Start of DATA LISTING

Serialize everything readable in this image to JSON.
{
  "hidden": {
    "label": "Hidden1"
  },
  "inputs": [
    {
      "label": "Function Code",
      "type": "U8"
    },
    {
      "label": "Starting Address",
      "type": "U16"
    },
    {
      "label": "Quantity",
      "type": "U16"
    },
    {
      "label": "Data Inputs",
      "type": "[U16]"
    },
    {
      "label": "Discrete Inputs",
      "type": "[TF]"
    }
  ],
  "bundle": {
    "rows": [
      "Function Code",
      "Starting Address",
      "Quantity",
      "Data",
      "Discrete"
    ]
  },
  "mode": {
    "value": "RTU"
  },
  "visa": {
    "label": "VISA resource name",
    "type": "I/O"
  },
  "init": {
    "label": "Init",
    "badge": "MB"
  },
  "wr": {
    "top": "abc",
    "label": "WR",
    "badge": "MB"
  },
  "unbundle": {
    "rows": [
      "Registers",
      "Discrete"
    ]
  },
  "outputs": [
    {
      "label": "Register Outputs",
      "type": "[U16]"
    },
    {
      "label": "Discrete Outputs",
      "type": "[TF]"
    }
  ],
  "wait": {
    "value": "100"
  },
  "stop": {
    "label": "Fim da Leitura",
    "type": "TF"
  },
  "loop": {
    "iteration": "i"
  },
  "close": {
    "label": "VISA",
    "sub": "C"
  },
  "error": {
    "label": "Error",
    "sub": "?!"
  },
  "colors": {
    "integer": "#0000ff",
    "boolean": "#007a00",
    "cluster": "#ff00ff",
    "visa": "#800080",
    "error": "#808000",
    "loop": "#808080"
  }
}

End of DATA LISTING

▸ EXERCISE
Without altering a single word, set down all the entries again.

▸ SOLUTION TO THIS PROBLEM
Serialize everything readable in this image to JSON.
{
  "hidden": {
    "label": "Hidden1"
  },
  "inputs": [
    {
      "label": "Function Code",
      "type": "U8"
    },
    {
      "label": "Starting Address",
      "type": "U16"
    },
    {
      "label": "Quantity",
      "type": "U16"
    },
    {
      "label": "Data Inputs",
      "type": "[U16]"
    },
    {
      "label": "Discrete Inputs",
      "type": "[TF]"
    }
  ],
  "bundle": {
    "rows": [
      "Function Code",
      "Starting Address",
      "Quantity",
      "Data",
      "Discrete"
    ]
  },
  "mode": {
    "value": "RTU"
  },
  "visa": {
    "label": "VISA resource name",
    "type": "I/O"
  },
  "init": {
    "label": "Init",
    "badge": "MB"
  },
  "wr": {
    "top": "abc",
    "label": "WR",
    "badge": "MB"
  },
  "unbundle": {
    "rows": [
      "Registers",
      "Discrete"
    ]
  },
  "outputs": [
    {
      "label": "Register Outputs",
      "type": "[U16]"
    },
    {
      "label": "Discrete Outputs",
      "type": "[TF]"
    }
  ],
  "wait": {
    "value": "100"
  },
  "stop": {
    "label": "Fim da Leitura",
    "type": "TF"
  },
  "loop": {
    "iteration": "i"
  },
  "close": {
    "label": "VISA",
    "sub": "C"
  },
  "error": {
    "label": "Error",
    "sub": "?!"
  },
  "colors": {
    "integer": "#0000ff",
    "boolean": "#007a00",
    "cluster": "#ff00ff",
    "visa": "#800080",
    "error": "#808000",
    "loop": "#808080"
  }
}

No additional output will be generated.